Bitcoin (BTC) still risks “considerable danger” in 2023 as macroeconomic conditions dictate price action.
That is according to economist Lyn Alden, who in private comments to Cointelegraph cautioned on Bitcoin staying bullish after its January gains.
Alden: BTC price bottom is a “process”
Optimism is increasing throughout crypto as BTC/USD broadly retains levels, which are 40% higher than at the start of the year.
What the rest of 2023 may hold, however, is still a topic of debate, and Alden suggests that it is naive to assume that the good times will continue unchecked.
The reason, she says, lies with the United States lawmakers and the Federal Reserve.
“I expect the BTC bottom to be a process,” she summarized about the current state of Bitcoin.
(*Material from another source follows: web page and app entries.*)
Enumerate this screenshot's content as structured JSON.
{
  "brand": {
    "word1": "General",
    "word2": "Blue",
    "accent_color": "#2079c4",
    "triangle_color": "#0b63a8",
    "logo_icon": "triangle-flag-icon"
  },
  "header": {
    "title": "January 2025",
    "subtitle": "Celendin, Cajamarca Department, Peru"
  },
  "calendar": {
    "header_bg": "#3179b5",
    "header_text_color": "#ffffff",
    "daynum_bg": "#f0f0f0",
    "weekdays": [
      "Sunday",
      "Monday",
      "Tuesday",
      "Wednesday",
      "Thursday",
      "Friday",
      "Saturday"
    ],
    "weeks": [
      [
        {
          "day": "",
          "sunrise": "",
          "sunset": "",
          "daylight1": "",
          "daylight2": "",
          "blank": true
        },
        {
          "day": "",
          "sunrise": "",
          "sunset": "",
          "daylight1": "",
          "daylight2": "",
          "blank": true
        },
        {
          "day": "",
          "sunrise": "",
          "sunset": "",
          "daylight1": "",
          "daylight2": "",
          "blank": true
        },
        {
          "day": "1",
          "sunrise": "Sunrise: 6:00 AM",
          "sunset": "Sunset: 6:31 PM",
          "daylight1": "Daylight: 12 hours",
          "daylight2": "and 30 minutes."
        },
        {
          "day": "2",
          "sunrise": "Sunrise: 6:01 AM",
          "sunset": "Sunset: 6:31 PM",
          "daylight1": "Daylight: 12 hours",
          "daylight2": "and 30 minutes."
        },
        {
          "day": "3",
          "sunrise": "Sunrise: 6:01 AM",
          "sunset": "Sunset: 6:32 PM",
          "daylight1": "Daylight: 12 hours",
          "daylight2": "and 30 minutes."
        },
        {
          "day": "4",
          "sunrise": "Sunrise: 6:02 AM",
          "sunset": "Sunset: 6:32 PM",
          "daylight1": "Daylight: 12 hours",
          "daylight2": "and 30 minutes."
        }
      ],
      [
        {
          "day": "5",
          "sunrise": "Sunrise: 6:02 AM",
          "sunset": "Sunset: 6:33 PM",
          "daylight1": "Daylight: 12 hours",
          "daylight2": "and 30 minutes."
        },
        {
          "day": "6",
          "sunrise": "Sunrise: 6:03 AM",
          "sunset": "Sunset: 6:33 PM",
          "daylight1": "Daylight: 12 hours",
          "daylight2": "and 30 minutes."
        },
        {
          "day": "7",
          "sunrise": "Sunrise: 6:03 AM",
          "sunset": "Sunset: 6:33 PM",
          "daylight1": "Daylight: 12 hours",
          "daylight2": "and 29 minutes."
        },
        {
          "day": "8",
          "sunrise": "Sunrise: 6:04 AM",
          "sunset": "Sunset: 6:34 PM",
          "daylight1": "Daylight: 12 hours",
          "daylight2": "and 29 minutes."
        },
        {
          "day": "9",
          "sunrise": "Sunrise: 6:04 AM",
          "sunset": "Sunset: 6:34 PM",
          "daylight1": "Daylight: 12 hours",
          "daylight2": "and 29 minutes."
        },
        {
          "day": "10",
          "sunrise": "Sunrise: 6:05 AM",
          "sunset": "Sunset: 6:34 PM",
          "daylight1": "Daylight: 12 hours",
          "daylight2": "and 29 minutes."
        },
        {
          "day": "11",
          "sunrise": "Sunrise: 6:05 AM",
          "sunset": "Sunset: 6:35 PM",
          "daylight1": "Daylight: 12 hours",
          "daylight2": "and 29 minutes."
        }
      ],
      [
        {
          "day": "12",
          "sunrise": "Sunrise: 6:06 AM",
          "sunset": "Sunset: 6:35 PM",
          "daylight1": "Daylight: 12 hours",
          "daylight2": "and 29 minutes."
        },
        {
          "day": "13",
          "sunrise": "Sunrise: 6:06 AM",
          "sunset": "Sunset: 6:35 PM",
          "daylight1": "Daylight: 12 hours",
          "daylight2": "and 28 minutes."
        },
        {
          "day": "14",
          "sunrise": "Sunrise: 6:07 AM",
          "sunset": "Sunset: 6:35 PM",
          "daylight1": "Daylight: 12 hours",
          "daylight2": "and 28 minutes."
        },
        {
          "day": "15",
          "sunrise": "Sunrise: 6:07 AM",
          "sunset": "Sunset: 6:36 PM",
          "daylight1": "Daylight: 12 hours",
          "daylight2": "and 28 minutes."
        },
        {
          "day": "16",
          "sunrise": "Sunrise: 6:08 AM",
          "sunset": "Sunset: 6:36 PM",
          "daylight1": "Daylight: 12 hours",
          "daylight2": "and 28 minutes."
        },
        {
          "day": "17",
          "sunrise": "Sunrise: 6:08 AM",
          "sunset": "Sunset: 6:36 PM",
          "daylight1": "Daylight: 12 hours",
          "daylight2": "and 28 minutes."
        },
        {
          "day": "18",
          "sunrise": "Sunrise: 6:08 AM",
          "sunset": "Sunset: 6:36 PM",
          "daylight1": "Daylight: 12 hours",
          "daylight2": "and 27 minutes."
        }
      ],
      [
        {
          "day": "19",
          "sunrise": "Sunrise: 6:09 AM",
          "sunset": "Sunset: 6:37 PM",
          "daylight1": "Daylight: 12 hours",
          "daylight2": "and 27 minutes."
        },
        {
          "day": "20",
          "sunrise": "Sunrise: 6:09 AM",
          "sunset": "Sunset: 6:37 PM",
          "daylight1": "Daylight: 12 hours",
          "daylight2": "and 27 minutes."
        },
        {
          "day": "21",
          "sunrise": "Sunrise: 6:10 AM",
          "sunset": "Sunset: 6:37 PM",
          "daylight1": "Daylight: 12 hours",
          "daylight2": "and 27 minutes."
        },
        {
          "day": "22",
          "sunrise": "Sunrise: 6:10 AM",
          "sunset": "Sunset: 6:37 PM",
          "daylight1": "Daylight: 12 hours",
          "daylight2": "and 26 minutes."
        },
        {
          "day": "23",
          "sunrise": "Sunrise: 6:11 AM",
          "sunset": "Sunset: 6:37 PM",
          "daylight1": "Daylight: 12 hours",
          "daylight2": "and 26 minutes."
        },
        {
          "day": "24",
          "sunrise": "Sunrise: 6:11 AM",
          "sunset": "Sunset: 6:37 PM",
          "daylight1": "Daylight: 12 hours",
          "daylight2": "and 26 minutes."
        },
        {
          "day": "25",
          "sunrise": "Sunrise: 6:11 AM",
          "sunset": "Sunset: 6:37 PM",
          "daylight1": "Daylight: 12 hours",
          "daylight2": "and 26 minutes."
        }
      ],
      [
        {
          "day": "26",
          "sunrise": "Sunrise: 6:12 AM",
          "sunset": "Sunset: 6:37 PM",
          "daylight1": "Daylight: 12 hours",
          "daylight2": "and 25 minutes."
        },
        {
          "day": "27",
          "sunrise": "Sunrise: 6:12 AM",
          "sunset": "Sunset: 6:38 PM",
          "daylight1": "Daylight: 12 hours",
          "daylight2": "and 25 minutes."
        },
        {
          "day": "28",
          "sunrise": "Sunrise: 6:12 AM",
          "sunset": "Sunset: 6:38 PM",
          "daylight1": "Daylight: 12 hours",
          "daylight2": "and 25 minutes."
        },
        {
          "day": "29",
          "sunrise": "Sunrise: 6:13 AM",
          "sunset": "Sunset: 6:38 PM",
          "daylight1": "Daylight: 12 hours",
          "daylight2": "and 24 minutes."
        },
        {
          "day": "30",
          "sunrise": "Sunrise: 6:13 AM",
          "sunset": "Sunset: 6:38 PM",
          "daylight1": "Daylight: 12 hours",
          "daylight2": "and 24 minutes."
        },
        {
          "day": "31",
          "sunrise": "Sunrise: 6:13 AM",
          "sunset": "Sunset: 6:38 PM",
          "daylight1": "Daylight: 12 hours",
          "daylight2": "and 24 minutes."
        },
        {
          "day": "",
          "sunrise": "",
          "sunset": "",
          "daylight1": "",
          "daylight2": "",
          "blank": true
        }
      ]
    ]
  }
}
“BTC prices are heavily tied to liquidity conditions, and liquidity conditions have been improving since Q4 2022.”
That recovery has effectively removed any trace of the FTX debacle from the chart, with BTC/USD now circling its highest levels since mid-August.
“The FTX/Alameda collapse pulled down the industry in the second half of Q4 even as many other assets rallied (equities, gold, etc), and now it seems that BTC is playing a bit of catch-up, and getting back to where it would have been without the FTX/Alameda collapse occurring,” Alden continued.
“Considerable danger ahead”
What could lie beyond that “catch-up,” however, could be less savory for bulls.
The Fed is currently conducting quantitative tightening (QT), removing liquidity from the economy to fight inflation after several years of mass liquidity injections, which began in March 2020.
These are being mitigated thanks to U.S. domestic politics, but later on, the status quo could shift back to the kind of restrictive mood seen throughout Bitcoin’s bear market year of 2022.
“There is considerable danger ahead of for the second half of 2023,” Alden explained.
“Liquidity conditions are good right now in part because the U.S. Treasury is drawing down its cash balance to avoid going over the debt ceiling, and this pushes liquidity into the financial system. So, the Treasury has been offsetting some of the QT that the Federal Reserve is doing. Once the debt ceiling issue gets resolved, the…